- These surgeries require careful screening and an expert team of health professionals, including pediatric neurosurgeons, orthopedic surgeons, pediatric neurologists, pediatric physiatrists and physical therapists.
- Assistive technology. A range of devices and gadgets can help with communication, mobility and daily tasks. Assistive technology includes such small things as rails, grab bars, magnifiers, and Velcro grips attached to forks and pens to make them easier to grasp. It also includes more expensive, high-tech tools, such as customized wheelchairs, voice communication devices, computer software programs, and positioning equipment that puts a child in the correct posture to sit or stand with other kids or family members. These devices and gadgets for school and home can make a big difference in the lives of children with cerebral palsy.
For more than a century, doctors have hoped that by somehow improving labor and birth practices, they could reduce the incidence of cerebral palsy. But these rates have remained fairly constant, despite increased prenatal care, electronic fetal monitoring, prenatal ultrasound and increased use of Caesarean section delivery over the past 25 years.
Fewer babies now develop cerebral palsy as a consequence of birth injury. However, larger numbers of extremely premature babies survive, and some will develop cerebral palsy.
Most cases of cerebral palsy can't be prevented, despite the best efforts of parents and doctors. But, if you're pregnant, you can take these steps to keep healthy to minimize the possibility of pregnancy complications:
- Make sure you're immunized. Immunization against diseases such as rubella may prevent an infection that could cause fetal brain damage.
- Take care of yourself. The healthier you are heading into a pregnancy, the less likely you'll be to develop an infection that may result in cerebral palsy.
- Seek early and continuous prenatal care. Regular visits to your doctor during your pregnancy are a good way to reduce health risks to you and your unborn baby. Seeing your doctor regularly can help prevent premature birth, low birth weight and infections.
Coping and support
When a child is diagnosed with a disability, it forces the whole family to face a range of new challenges. Here are a few tips for caring for yourself and your child:
- Foster your child's independence. Encourage any effort at independence, no matter how small. Just because you can do something faster and quicker doesn't mean you should.
- Be an advocate for your child. You are an important part of your child's health care team. Don't be afraid to speak out on your child's behalf or to ask tough questions of your physicians, therapists and teachers.

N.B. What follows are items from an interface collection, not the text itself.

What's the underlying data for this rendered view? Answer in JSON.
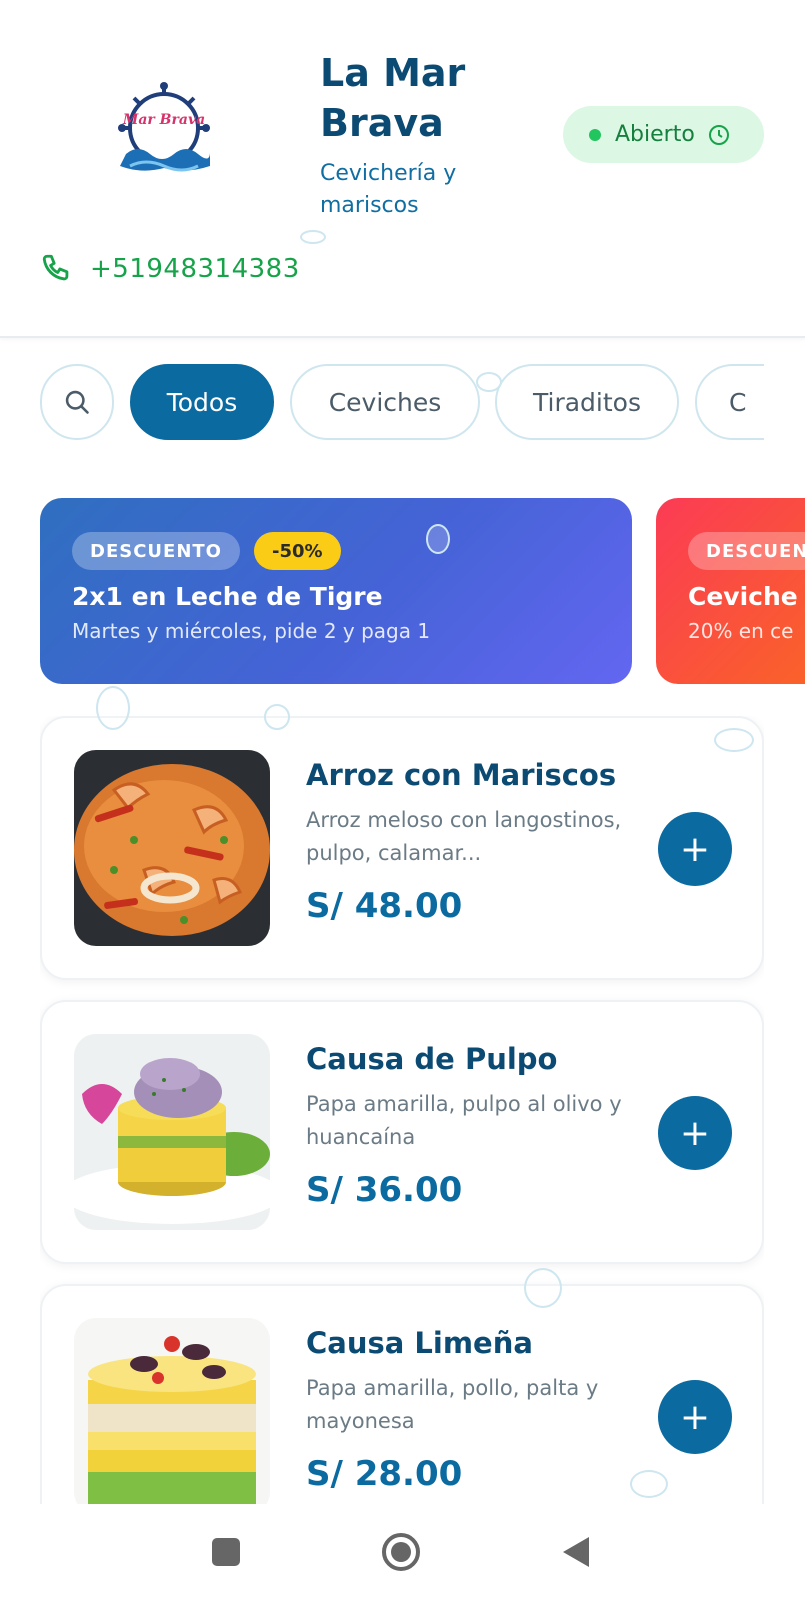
{
  "header": {
    "title": "La Mar Brava",
    "subtitle": "Cevichería y mariscos",
    "logo_text": "Mar Brava",
    "status": {
      "label": "Abierto",
      "color": "#22c55e"
    },
    "phone": "+51948314383"
  },
  "filters": {
    "search_icon": "search-icon",
    "categories": [
      "Todos",
      "Ceviches",
      "Tiraditos",
      "C"
    ],
    "active": "Todos"
  },
  "promos": [
    {
      "tag": "DESCUENTO",
      "badge": "-50%",
      "title": "2x1 en Leche de Tigre",
      "description": "Martes y miércoles, pide 2 y paga 1"
    },
    {
      "tag": "DESCUEN",
      "title": "Ceviche",
      "description": "20% en ce"
    }
  ],
  "dishes": [
    {
      "name": "Arroz con Mariscos",
      "description": "Arroz meloso con langostinos, pulpo, calamar...",
      "price": "S/ 48.00"
    },
    {
      "name": "Causa de Pulpo",
      "description": "Papa amarilla, pulpo al olivo y huancaína",
      "price": "S/ 36.00"
    },
    {
      "name": "Causa Limeña",
      "description": "Papa amarilla, pollo, palta y mayonesa",
      "price": "S/ 28.00"
    }
  ],
  "add_label": "+",
  "colors": {
    "primary": "#0b6aa0",
    "dark": "#0b4a72",
    "accent_green": "#16a34a"
  }
}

- Find support. A circle of support can make a big difference in helping you cope with cerebral palsy and its effects. As a parent, you may feel grief and guilt over your child's disability. Your doctor can help you locate support groups, organizations and counseling services in your community. Your child may benefit from family support programs, school programs and counseling.